|Cooperative Classification||Y10S707/99933, Y10S707/99932, G06F17/30389, G06F17/3066|
|European Classification||G06F17/30T2P2, G06F17/30S4F|
|Dec 23, 1998||AS||Assignment|
Owner name: VANTIS CORPORATION, CALIFORNIA
Free format text: ASSIGNMENT OF ASSIGNORS INTEREST;ASSIGNOR:SCHMIDT, CHRISTOPHER O.;REEL/FRAME:009691/0957
Effective date: 19981221
|Mar 2, 1999||AS||Assignment|

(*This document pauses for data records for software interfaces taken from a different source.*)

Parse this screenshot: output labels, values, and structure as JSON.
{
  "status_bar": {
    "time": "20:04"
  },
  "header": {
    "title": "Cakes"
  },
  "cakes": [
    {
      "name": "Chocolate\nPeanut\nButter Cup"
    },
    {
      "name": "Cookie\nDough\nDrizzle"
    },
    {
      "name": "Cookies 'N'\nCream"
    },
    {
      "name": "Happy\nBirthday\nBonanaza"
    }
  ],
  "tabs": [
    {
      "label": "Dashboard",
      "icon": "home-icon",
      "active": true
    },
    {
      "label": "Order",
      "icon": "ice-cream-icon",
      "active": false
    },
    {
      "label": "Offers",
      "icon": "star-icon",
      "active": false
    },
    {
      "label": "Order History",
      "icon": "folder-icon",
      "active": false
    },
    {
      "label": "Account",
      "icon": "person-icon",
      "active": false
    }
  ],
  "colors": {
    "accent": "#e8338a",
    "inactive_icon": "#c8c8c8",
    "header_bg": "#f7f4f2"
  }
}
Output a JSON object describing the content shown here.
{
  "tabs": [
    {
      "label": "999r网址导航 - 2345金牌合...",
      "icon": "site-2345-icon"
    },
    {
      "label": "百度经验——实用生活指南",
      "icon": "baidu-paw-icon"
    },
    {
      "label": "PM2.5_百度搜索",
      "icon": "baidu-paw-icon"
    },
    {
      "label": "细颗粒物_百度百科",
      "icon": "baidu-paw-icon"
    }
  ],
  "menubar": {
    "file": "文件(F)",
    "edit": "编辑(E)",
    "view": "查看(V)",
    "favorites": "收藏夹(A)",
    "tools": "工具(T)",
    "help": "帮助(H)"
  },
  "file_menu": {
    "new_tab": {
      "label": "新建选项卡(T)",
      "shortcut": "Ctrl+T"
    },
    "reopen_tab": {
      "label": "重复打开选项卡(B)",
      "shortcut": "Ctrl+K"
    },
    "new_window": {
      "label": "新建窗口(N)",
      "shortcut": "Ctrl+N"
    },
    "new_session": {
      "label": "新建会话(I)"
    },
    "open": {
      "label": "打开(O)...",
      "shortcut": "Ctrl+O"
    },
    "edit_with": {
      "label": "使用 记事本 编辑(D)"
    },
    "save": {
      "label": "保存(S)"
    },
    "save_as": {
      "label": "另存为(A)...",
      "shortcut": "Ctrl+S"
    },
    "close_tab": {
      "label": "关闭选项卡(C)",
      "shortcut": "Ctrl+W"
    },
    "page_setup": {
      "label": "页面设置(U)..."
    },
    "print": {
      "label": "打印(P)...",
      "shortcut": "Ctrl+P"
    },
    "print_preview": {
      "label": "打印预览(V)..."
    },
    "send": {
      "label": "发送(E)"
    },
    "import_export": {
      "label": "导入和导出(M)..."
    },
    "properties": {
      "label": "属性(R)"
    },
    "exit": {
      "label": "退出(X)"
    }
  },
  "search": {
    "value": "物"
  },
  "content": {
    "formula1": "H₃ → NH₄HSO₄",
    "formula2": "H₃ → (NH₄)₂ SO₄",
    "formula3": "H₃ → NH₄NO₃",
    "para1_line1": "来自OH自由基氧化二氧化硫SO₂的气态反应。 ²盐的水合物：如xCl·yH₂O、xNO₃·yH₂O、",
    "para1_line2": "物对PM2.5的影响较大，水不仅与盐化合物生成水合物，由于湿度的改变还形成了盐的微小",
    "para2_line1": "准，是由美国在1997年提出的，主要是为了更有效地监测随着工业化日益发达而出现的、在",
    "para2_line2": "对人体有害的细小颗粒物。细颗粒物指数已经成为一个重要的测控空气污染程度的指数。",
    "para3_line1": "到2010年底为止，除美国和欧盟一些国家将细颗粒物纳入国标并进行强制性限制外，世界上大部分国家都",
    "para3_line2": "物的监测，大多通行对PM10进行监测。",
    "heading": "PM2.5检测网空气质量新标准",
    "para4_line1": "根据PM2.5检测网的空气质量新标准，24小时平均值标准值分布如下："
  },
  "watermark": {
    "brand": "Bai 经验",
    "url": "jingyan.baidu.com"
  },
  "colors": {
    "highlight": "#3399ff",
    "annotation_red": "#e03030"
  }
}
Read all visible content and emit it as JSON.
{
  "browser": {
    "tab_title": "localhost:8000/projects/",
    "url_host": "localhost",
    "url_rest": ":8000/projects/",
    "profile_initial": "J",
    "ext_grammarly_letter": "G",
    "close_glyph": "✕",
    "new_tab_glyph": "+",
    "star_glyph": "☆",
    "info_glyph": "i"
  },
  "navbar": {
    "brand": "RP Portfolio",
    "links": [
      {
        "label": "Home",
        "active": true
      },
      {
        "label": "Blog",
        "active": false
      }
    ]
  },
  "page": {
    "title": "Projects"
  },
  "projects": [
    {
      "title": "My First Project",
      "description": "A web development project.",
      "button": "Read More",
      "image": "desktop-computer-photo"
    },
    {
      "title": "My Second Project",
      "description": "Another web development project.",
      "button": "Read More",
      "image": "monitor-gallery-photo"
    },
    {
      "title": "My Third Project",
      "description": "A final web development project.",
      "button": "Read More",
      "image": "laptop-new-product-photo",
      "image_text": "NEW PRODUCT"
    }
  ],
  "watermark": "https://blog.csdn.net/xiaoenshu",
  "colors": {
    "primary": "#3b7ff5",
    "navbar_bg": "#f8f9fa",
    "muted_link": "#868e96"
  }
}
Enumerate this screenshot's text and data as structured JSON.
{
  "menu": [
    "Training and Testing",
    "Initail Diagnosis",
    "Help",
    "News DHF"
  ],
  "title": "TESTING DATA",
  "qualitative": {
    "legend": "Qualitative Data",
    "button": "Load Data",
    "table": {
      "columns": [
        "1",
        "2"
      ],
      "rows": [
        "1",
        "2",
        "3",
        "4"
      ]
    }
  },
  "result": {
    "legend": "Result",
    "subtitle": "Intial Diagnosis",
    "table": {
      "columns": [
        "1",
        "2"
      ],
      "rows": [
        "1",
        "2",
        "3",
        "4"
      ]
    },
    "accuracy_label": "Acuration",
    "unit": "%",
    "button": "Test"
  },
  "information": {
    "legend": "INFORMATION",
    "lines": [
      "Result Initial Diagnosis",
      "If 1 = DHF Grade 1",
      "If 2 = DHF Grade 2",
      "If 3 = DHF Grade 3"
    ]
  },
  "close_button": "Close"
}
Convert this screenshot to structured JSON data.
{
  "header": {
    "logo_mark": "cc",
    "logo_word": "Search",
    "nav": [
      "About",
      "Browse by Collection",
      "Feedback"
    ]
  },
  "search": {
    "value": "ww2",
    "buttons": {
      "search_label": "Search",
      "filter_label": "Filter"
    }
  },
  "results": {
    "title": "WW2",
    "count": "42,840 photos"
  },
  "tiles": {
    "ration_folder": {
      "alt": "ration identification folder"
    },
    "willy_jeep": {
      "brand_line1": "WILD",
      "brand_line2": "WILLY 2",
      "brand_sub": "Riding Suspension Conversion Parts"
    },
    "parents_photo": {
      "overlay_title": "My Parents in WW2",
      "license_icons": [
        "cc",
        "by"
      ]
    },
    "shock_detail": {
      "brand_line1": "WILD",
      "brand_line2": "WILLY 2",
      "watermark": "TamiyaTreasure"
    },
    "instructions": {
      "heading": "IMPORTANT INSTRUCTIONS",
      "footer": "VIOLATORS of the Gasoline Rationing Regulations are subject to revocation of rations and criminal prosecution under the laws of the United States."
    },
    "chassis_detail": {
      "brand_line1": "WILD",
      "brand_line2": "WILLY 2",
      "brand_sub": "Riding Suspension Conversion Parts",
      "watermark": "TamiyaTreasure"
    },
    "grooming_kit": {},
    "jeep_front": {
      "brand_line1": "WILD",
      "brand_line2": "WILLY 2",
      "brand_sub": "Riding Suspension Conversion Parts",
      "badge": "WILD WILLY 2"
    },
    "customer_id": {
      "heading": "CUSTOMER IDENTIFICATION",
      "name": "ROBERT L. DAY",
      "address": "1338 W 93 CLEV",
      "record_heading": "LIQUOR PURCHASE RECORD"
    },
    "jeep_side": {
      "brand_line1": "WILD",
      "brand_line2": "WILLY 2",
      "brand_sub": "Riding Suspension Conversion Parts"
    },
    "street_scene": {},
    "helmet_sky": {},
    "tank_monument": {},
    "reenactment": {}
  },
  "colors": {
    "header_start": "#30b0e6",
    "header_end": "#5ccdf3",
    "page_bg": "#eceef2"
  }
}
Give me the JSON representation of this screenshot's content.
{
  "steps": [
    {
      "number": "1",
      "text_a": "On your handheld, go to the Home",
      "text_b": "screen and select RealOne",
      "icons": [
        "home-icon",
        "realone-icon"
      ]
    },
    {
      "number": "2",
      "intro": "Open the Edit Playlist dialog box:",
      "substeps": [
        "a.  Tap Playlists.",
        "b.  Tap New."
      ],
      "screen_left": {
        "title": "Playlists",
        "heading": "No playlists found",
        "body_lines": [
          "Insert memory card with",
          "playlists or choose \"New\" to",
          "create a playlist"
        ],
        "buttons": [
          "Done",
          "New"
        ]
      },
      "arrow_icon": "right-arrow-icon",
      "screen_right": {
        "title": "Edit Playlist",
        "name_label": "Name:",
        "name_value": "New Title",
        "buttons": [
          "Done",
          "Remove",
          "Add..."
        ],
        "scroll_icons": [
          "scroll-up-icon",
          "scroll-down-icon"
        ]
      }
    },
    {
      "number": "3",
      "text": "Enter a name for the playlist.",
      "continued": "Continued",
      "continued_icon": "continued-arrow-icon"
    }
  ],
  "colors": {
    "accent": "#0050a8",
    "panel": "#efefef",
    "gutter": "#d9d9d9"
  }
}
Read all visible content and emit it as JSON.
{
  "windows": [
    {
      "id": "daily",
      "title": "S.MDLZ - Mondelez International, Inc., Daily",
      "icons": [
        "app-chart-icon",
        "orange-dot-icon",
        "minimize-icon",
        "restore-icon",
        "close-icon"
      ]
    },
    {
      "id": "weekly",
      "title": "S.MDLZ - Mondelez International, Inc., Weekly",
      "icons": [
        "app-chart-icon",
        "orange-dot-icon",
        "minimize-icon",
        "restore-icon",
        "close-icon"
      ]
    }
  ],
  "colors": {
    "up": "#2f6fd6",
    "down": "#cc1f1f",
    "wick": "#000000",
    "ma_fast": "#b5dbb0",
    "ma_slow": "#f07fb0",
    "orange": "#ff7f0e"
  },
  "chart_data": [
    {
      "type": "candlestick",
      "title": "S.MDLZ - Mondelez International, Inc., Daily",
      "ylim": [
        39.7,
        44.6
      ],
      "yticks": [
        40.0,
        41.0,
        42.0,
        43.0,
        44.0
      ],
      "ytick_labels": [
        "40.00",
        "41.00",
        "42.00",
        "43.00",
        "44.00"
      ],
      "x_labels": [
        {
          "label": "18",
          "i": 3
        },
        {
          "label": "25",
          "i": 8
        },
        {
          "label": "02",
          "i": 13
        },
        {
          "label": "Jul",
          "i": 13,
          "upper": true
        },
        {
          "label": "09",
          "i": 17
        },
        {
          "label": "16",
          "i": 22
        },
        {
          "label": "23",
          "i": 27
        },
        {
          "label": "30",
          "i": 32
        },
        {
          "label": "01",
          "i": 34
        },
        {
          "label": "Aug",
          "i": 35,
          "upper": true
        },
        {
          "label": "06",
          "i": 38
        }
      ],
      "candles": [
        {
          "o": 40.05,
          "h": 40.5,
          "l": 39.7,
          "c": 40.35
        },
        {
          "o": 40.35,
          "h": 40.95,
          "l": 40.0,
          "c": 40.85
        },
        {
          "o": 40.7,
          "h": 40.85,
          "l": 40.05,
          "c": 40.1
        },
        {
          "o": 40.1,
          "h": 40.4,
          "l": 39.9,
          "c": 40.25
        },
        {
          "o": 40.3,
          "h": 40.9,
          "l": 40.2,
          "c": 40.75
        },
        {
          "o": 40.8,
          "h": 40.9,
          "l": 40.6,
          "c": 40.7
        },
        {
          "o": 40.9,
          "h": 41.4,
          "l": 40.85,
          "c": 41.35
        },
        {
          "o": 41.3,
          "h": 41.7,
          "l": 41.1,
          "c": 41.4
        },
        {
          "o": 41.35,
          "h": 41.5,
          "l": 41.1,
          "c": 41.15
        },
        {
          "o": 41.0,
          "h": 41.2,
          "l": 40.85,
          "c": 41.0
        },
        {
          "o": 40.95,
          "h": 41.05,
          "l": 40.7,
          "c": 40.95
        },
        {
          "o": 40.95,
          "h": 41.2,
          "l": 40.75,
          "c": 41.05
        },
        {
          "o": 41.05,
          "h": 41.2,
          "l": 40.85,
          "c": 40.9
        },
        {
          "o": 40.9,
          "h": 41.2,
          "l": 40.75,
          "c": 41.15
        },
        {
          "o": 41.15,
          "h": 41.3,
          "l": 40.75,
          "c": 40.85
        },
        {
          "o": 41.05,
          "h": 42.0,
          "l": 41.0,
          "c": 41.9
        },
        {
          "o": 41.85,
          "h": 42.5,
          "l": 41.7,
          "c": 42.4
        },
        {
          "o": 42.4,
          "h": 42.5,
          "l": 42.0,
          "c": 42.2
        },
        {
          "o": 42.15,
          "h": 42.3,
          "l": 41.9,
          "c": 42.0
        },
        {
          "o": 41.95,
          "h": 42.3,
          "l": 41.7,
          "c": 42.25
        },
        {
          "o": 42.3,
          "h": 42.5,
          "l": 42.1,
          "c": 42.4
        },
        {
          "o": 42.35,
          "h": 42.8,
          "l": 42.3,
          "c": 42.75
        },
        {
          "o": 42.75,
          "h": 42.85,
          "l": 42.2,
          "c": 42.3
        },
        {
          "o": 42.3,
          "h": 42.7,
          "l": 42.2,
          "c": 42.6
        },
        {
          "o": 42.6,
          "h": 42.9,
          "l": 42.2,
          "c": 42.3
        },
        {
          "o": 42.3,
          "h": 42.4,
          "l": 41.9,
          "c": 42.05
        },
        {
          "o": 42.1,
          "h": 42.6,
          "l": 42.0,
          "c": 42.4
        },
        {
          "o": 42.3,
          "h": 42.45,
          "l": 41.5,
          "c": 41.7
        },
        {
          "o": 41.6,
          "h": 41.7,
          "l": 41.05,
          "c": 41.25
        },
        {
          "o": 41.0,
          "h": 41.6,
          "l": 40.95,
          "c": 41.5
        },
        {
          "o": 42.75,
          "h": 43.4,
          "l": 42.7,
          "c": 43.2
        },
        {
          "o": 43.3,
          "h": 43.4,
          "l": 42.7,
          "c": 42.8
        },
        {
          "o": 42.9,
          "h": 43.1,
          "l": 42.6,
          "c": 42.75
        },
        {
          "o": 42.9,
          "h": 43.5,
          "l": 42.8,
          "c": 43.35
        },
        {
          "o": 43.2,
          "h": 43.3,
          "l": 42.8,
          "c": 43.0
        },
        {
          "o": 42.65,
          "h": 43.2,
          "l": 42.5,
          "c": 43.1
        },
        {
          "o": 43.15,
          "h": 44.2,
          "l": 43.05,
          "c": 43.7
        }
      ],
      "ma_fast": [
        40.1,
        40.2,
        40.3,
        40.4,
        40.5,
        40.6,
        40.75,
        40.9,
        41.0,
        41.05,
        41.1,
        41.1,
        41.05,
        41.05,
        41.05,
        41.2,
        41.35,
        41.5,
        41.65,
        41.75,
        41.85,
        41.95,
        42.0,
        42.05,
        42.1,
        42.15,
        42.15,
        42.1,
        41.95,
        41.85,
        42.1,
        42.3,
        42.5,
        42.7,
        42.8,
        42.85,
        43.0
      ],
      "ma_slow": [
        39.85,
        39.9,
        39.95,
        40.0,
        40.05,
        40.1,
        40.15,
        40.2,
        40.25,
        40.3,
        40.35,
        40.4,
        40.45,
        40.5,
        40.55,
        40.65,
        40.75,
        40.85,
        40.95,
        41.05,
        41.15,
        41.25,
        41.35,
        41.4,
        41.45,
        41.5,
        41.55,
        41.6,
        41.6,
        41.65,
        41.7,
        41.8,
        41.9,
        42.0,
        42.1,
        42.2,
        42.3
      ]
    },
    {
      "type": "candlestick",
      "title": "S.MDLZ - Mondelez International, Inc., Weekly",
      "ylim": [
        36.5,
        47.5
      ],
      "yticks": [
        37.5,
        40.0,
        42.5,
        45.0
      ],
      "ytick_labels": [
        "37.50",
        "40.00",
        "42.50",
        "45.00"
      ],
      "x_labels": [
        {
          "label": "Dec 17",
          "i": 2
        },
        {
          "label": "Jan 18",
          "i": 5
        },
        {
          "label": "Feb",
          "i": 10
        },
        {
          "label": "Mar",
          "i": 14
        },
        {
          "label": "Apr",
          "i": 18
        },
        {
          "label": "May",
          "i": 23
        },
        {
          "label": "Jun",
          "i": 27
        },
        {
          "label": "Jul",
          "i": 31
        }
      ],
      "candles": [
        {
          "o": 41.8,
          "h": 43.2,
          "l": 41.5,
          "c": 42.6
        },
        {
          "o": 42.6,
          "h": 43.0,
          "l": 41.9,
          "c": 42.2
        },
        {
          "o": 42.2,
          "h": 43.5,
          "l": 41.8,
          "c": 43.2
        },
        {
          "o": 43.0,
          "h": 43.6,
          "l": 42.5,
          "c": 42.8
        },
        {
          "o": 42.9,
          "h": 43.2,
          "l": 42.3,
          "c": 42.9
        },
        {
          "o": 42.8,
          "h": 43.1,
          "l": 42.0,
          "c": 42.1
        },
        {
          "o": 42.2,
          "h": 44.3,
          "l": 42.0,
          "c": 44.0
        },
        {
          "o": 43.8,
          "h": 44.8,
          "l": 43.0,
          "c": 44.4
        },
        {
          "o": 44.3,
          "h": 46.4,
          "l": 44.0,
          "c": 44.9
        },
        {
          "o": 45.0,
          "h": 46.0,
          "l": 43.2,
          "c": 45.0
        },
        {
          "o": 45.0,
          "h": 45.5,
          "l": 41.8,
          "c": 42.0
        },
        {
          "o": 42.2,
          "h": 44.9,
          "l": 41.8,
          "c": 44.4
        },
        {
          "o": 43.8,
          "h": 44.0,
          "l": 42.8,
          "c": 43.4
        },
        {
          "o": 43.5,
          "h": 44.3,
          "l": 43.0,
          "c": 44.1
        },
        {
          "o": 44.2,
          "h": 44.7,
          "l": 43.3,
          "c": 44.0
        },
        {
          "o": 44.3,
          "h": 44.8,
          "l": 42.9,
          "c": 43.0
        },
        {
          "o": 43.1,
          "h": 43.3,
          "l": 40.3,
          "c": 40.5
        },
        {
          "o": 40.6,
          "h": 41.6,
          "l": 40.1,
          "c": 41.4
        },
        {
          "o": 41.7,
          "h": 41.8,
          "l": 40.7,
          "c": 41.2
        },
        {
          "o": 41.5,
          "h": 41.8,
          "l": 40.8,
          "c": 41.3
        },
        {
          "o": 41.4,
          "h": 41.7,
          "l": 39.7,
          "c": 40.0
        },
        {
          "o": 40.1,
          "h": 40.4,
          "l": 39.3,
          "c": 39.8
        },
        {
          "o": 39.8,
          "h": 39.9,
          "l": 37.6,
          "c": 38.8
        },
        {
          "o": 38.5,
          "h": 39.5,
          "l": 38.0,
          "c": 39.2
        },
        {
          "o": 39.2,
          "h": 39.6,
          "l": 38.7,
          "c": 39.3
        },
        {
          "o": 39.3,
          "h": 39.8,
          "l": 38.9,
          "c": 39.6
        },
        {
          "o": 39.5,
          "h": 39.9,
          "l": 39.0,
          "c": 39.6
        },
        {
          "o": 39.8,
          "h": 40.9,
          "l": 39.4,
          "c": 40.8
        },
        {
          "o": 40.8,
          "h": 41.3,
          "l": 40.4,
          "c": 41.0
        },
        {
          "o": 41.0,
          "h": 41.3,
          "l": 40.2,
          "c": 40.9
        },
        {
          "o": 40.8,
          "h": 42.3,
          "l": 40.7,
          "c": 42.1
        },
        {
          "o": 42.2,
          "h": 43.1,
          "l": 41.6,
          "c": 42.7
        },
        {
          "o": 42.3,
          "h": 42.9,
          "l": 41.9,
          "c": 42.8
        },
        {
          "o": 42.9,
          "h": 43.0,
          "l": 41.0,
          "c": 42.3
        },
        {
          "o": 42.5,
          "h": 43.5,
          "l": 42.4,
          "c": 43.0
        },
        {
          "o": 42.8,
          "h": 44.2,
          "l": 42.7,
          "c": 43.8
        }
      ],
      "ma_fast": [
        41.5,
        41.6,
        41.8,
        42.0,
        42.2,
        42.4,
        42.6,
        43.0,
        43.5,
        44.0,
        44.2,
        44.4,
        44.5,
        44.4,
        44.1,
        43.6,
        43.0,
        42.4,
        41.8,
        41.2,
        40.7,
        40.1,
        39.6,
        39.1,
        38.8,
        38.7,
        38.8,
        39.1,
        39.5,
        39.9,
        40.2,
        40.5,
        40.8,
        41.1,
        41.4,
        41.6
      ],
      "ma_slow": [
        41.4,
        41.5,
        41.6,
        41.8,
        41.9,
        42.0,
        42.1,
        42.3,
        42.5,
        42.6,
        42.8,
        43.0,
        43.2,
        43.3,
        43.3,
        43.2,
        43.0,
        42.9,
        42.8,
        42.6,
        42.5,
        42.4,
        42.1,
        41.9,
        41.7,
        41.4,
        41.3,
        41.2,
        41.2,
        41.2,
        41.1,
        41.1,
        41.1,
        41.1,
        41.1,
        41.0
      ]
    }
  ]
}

Owner name: MICROSOFT CORPORATION, WASHINGTON
Free format text: ASSIGNMENT OF ASSIGNORS INTEREST;ASSIGNOR:CORSTON-OLIVER, SIMON H.;REEL/FRAME:009789/0089
Effective date: 19990209
|Mar 18, 2003||CC||Certificate of correction|
|Feb 17, 2004||CC||Certificate of correction|
|Jan 13, 2006||FPAY||Fee payment|
Year of fee payment: 4
|Jan 6, 2010||FPAY||Fee payment|
Year of fee payment: 8
|Jan 28, 2014||FPAY||Fee payment|
Year of fee payment: 12
|Dec 9, 2014||AS||Assignment|
Owner name: MICROSOFT TECHNOLOGY LICENSING, LLC, WASHINGTON
Free format text: ASSIGNMENT OF ASSIGNORS INTEREST;ASSIGNOR:MICROSOFT CORPORATION;REEL/FRAME:034541/0001
Effective date: 20141014